*The problem:*
Return all lines from the listing below that include the word "ważne".

*Input records:*
*** Begin section ***

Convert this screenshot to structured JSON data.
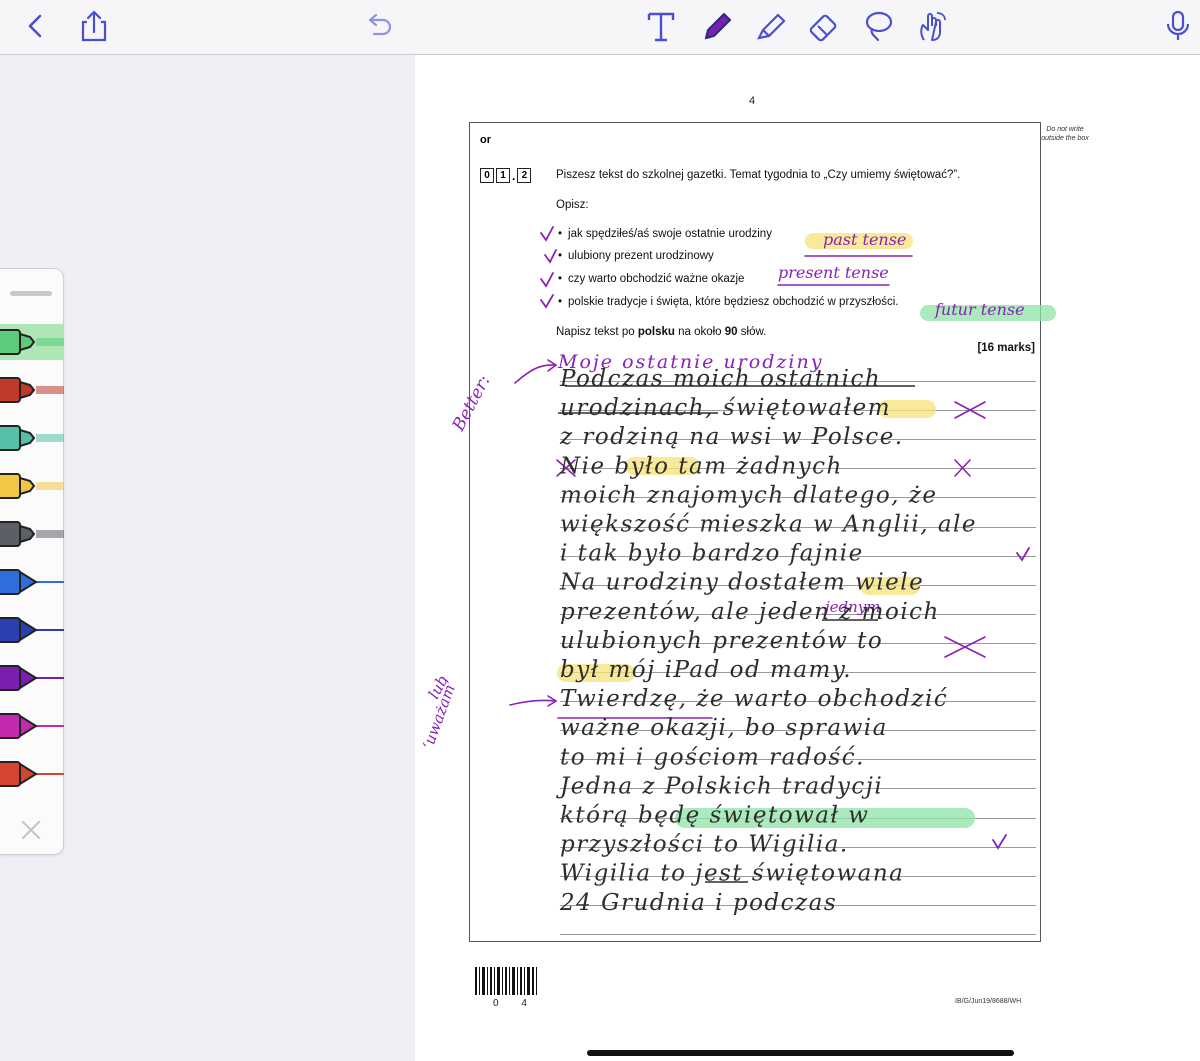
{
  "toolbar": {
    "back": "back-chevron-icon",
    "share": "share-icon",
    "undo": "undo-icon",
    "tools": [
      "text-tool-icon",
      "pen-tool-icon",
      "highlighter-tool-icon",
      "eraser-tool-icon",
      "lasso-tool-icon",
      "hand-touch-icon"
    ],
    "mic": "microphone-icon",
    "accent_color": "#4a4fd1"
  },
  "palette": {
    "selected_index": 0,
    "highlighters": [
      {
        "color": "#5ccb7a",
        "style": "highlighter",
        "selected": true
      },
      {
        "color": "#c0392b",
        "style": "highlighter"
      },
      {
        "color": "#55c0a8",
        "style": "highlighter"
      },
      {
        "color": "#f2c744",
        "style": "highlighter"
      },
      {
        "color": "#5b6066",
        "style": "highlighter"
      },
      {
        "color": "#2f6fdc",
        "style": "pen"
      },
      {
        "color": "#2b3fb0",
        "style": "pen"
      },
      {
        "color": "#7a1fb0",
        "style": "pen"
      },
      {
        "color": "#c22bb0",
        "style": "pen"
      },
      {
        "color": "#d64530",
        "style": "pen"
      }
    ]
  },
  "page": {
    "page_number": "4",
    "margin_note": "Do not write outside the box",
    "or_label": "or",
    "question_number": [
      "0",
      "1",
      "2"
    ],
    "question_text": "Piszesz tekst do szkolnej gazetki.  Temat tygodnia to „Czy umiemy świętować?”.",
    "opisz": "Opisz:",
    "bullets": [
      "jak spędziłeś/aś swoje ostatnie urodziny",
      "ulubiony prezent urodzinowy",
      "czy warto obchodzić ważne okazje",
      "polskie tradycje i święta, które będziesz obchodzić w przyszłości."
    ],
    "instruction_pre": "Napisz tekst po ",
    "instruction_bold1": "polsku",
    "instruction_mid": " na około ",
    "instruction_bold2": "90",
    "instruction_post": " słów.",
    "marks": "[16 marks]",
    "footer_code": "IB/G/Jun19/8688/WH",
    "barcode_digits": "0 4"
  },
  "annotations": {
    "past_tense": "past tense",
    "present_tense": "present tense",
    "future_tense": "futur tense",
    "better": "Better:",
    "correction_line1": "Moje ostatnie urodziny",
    "jednym": "jednym",
    "lub": "lub",
    "uwazam": "‘uważam’",
    "ink_color": "#8a22b5",
    "highlight_yellow": "#f7e27a",
    "highlight_green": "#8ee3a6"
  },
  "student_text": [
    "Podczas moich ostatnich",
    "urodzinach, świętowałem",
    "z rodziną na wsi w Polsce.",
    "Nie było tam żadnych",
    "moich znajomych dlatego, że",
    "większość mieszka w Anglii, ale",
    "i tak było bardzo fajnie",
    "Na urodziny dostałem wiele",
    "prezentów, ale jeden z moich",
    "ulubionych prezentów to",
    "był mój iPad od mamy.",
    "Twierdzę, że warto obchodzić",
    "ważne okazji, bo sprawia",
    "to mi i gościom radość.",
    "Jedna z Polskich tradycji",
    "którą będę świętował w",
    "przyszłości to Wigilia.",
    "Wigilia to jest świętowana",
    "24 Grudnia i podczas"
  ]
}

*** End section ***

*Written response:*
      "czy warto obchodzić ważne okazje",
    "ważne okazji, bo sprawia",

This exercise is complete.